_Assignment_: Going through the entries, how many lines include the string "JSON"? Answer only with the number.

_Data shown_:
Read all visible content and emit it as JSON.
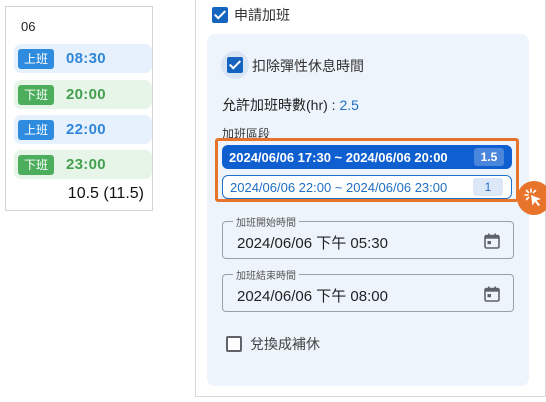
{
  "attendance": {
    "date": "06",
    "rows": [
      {
        "badge": "上班",
        "time": "08:30",
        "kind": "in"
      },
      {
        "badge": "下班",
        "time": "20:00",
        "kind": "out"
      },
      {
        "badge": "上班",
        "time": "22:00",
        "kind": "in"
      },
      {
        "badge": "下班",
        "time": "23:00",
        "kind": "out"
      }
    ],
    "total": "10.5 (11.5)"
  },
  "form": {
    "apply_overtime_label": "申請加班",
    "apply_overtime_checked": true,
    "deduct_flex_label": "扣除彈性休息時間",
    "deduct_flex_checked": true,
    "allowed_hours_label": "允許加班時數(hr) :",
    "allowed_hours_value": "2.5",
    "segments_title": "加班區段",
    "segments": [
      {
        "range": "2024/06/06 17:30 ~ 2024/06/06 20:00",
        "hours": "1.5",
        "selected": true
      },
      {
        "range": "2024/06/06 22:00 ~ 2024/06/06 23:00",
        "hours": "1",
        "selected": false
      }
    ],
    "start_field": {
      "label": "加班開始時間",
      "value": "2024/06/06 下午 05:30"
    },
    "end_field": {
      "label": "加班結束時間",
      "value": "2024/06/06 下午 08:00"
    },
    "compensatory_label": "兌換成補休",
    "compensatory_checked": false
  },
  "colors": {
    "accent": "#1565c0",
    "highlight": "#e8742c",
    "in_badge": "#2f8bde",
    "out_badge": "#4cae5c"
  },
  "icons": {
    "calendar": "calendar-icon",
    "click": "click-cursor-icon"
  }
}
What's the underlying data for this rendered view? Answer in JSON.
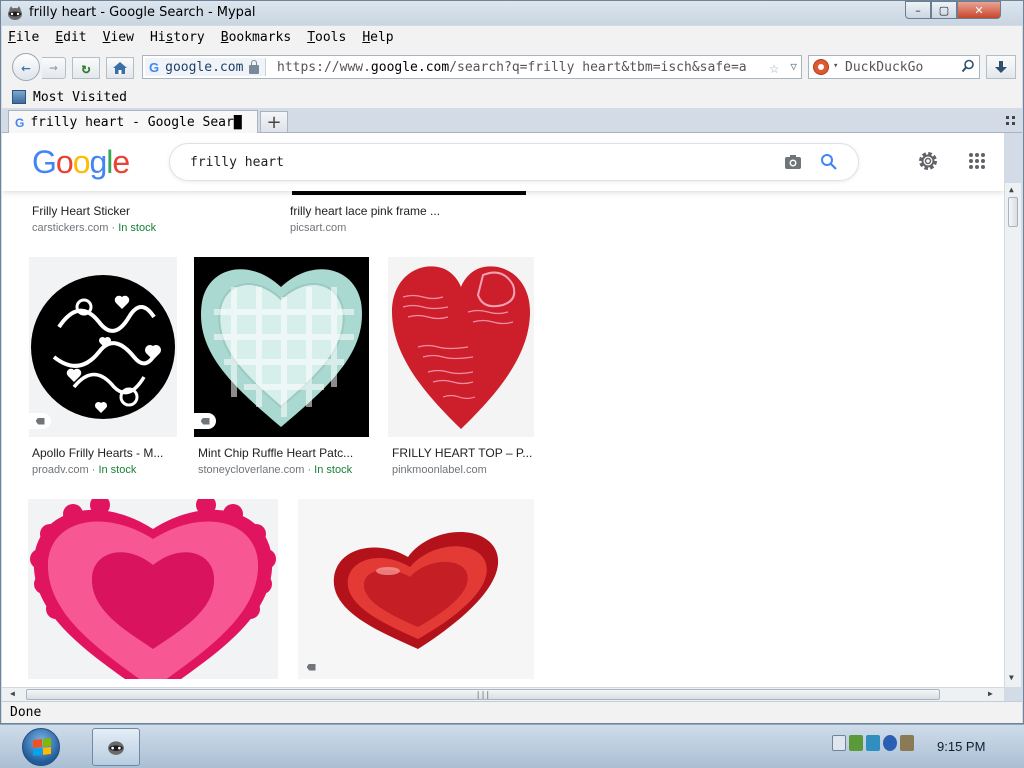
{
  "window": {
    "title": "frilly heart - Google Search - Mypal",
    "minimize_glyph": "–",
    "maximize_glyph": "▢",
    "close_glyph": "✕"
  },
  "menu": {
    "file": {
      "accel": "F",
      "rest": "ile"
    },
    "edit": {
      "accel": "E",
      "rest": "dit"
    },
    "view": {
      "accel": "V",
      "rest": "iew"
    },
    "history": {
      "pre": "Hi",
      "accel": "s",
      "rest": "tory"
    },
    "bookmarks": {
      "accel": "B",
      "rest": "ookmarks"
    },
    "tools": {
      "accel": "T",
      "rest": "ools"
    },
    "help": {
      "accel": "H",
      "rest": "elp"
    }
  },
  "nav": {
    "back_glyph": "←",
    "forward_glyph": "→",
    "reload_glyph": "↻",
    "site_identity": "google.com",
    "site_identity_icon": "G",
    "url_prefix": "https://www.",
    "url_host": "google.com",
    "url_rest": "/search?q=frilly heart&tbm=isch&safe=a",
    "bookmark_star": "☆",
    "url_dropdown": "▽",
    "search_engine": "DuckDuckGo",
    "search_engine_dropdown": "▾"
  },
  "bookmarks_bar": {
    "most_visited": "Most Visited"
  },
  "tabs": {
    "active_title": "frilly heart - Google Sear█",
    "favicon": "G",
    "new_tab_glyph": "+"
  },
  "google": {
    "logo_letters": [
      "G",
      "o",
      "o",
      "g",
      "l",
      "e"
    ],
    "logo_colors": [
      "#4285f4",
      "#ea4335",
      "#fbbc05",
      "#4285f4",
      "#34a853",
      "#ea4335"
    ],
    "query": "frilly heart"
  },
  "results": [
    {
      "title": "Frilly Heart Sticker",
      "source": "carstickers.com",
      "sep": " · ",
      "stock": "In stock"
    },
    {
      "title": "frilly heart lace pink frame ...",
      "source": "picsart.com",
      "sep": "",
      "stock": ""
    },
    {
      "title": "Apollo Frilly Hearts - M...",
      "source": "proadv.com",
      "sep": " · ",
      "stock": "In stock"
    },
    {
      "title": "Mint Chip Ruffle Heart Patc...",
      "source": "stoneycloverlane.com",
      "sep": " · ",
      "stock": "In stock"
    },
    {
      "title": "FRILLY HEART TOP – P...",
      "source": "pinkmoonlabel.com",
      "sep": "",
      "stock": ""
    }
  ],
  "status": {
    "text": "Done"
  },
  "hscroll_grip": "|||",
  "taskbar": {
    "clock": "9:15 PM"
  },
  "colors": {
    "stock_green": "#188038",
    "heart_red": "#cc1f2b",
    "pink_outer": "#f25d94",
    "pink_inner": "#d9135d",
    "mint": "#bfe3de"
  }
}
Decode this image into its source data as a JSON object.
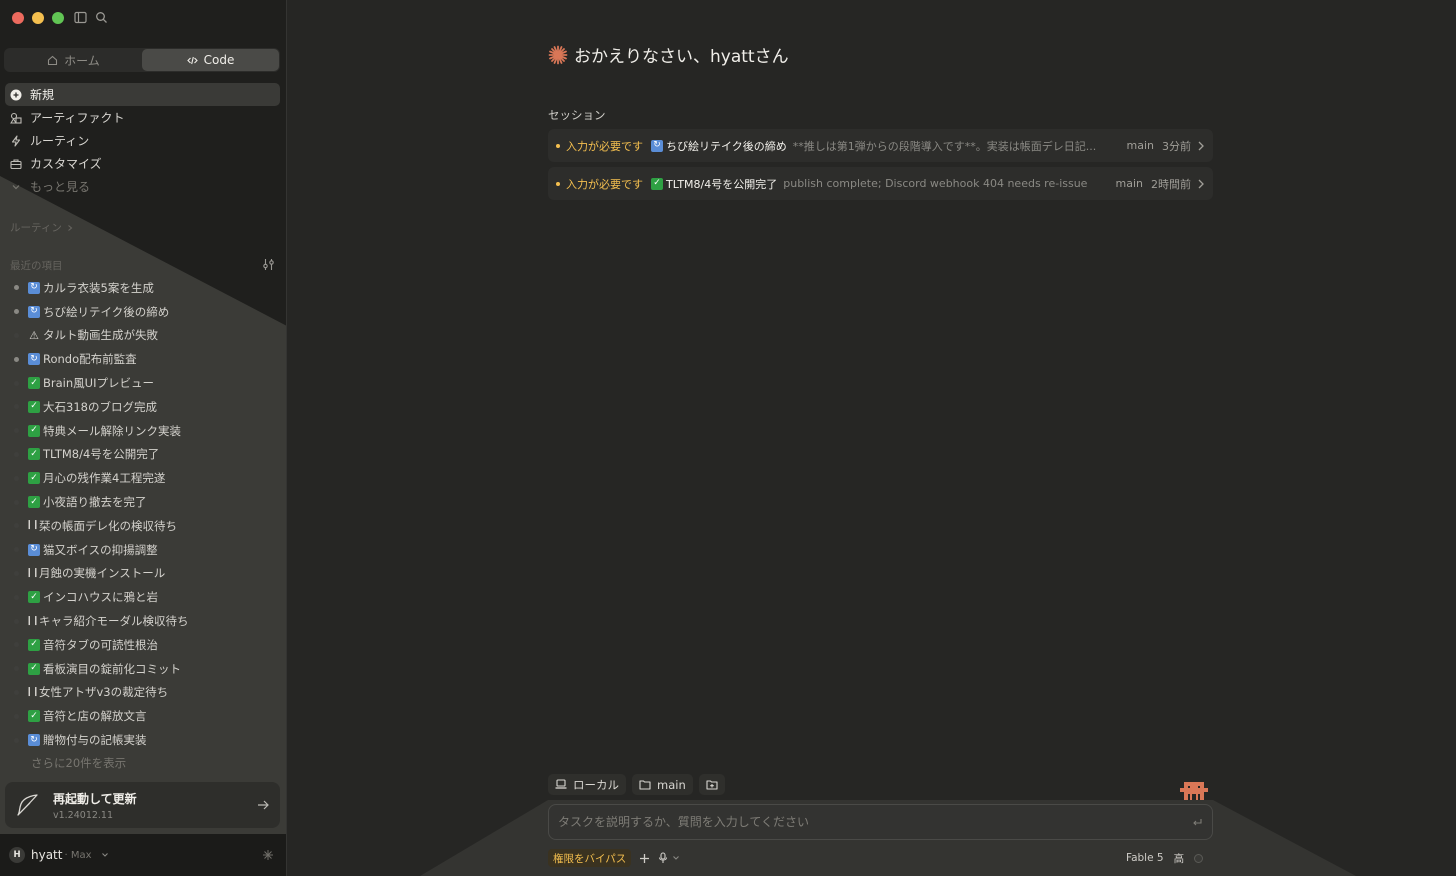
{
  "sidebar": {
    "modes": [
      {
        "label": "ホーム",
        "active": false
      },
      {
        "label": "Code",
        "active": true
      }
    ],
    "nav": [
      {
        "label": "新規",
        "icon": "plus-icon"
      },
      {
        "label": "アーティファクト",
        "icon": "shapes-icon"
      },
      {
        "label": "ルーティン",
        "icon": "bolt-icon"
      },
      {
        "label": "カスタマイズ",
        "icon": "briefcase-icon"
      },
      {
        "label": "もっと見る",
        "icon": "chevron-down-icon"
      }
    ],
    "routine_label": "ルーティン",
    "recent_label": "最近の項目",
    "recent": [
      {
        "label": "カルラ衣装5案を生成",
        "status": "cycle",
        "active": true
      },
      {
        "label": "ちび絵リテイク後の締め",
        "status": "cycle",
        "active": true
      },
      {
        "label": "タルト動画生成が失敗",
        "status": "warn",
        "active": false
      },
      {
        "label": "Rondo配布前監査",
        "status": "cycle",
        "active": true
      },
      {
        "label": "Brain風UIプレビュー",
        "status": "check",
        "active": false
      },
      {
        "label": "大石318のブログ完成",
        "status": "check",
        "active": false
      },
      {
        "label": "特典メール解除リンク実装",
        "status": "check",
        "active": false
      },
      {
        "label": "TLTM8/4号を公開完了",
        "status": "check",
        "active": false
      },
      {
        "label": "月心の残作業4工程完遂",
        "status": "check",
        "active": false
      },
      {
        "label": "小夜語り撤去を完了",
        "status": "check",
        "active": false
      },
      {
        "label": "栞の帳面デレ化の検収待ち",
        "status": "pause",
        "active": false
      },
      {
        "label": "猫又ボイスの抑揚調整",
        "status": "cycle",
        "active": false
      },
      {
        "label": "月蝕の実機インストール",
        "status": "pause",
        "active": false
      },
      {
        "label": "インコハウスに鴉と岩",
        "status": "check",
        "active": false
      },
      {
        "label": "キャラ紹介モーダル検収待ち",
        "status": "pause",
        "active": false
      },
      {
        "label": "音符タブの可読性根治",
        "status": "check",
        "active": false
      },
      {
        "label": "看板演目の錠前化コミット",
        "status": "check",
        "active": false
      },
      {
        "label": "女性アトザv3の裁定待ち",
        "status": "pause",
        "active": false
      },
      {
        "label": "音符と店の解放文言",
        "status": "check",
        "active": false
      },
      {
        "label": "贈物付与の記帳実装",
        "status": "cycle",
        "active": false
      }
    ],
    "more_recent": "さらに20件を表示",
    "update": {
      "title": "再起動して更新",
      "version": "v1.24012.11"
    },
    "user": {
      "initial": "H",
      "name": "hyatt",
      "plan": "· Max"
    }
  },
  "main": {
    "greeting": "おかえりなさい、hyattさん",
    "sessions_label": "セッション",
    "sessions": [
      {
        "status": "入力が必要です",
        "icon": "cycle",
        "title": "ちび絵リテイク後の締め",
        "desc": "**推しは第1弾からの段階導入です**。実装は帳面デレ日記...",
        "branch": "main",
        "time": "3分前"
      },
      {
        "status": "入力が必要です",
        "icon": "check",
        "title": "TLTM8/4号を公開完了",
        "desc": "publish complete; Discord webhook 404 needs re-issue",
        "branch": "main",
        "time": "2時間前"
      }
    ],
    "chips": {
      "local": "ローカル",
      "branch": "main"
    },
    "input_placeholder": "タスクを説明するか、質問を入力してください",
    "bypass": "権限をバイパス",
    "model": "Fable 5",
    "effort": "高"
  },
  "colors": {
    "accent": "#d97757",
    "warning": "#f4bf4f",
    "check": "#2ea043",
    "background": "#262624",
    "sidebar": "#1f1f1d"
  }
}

_Your response_: 3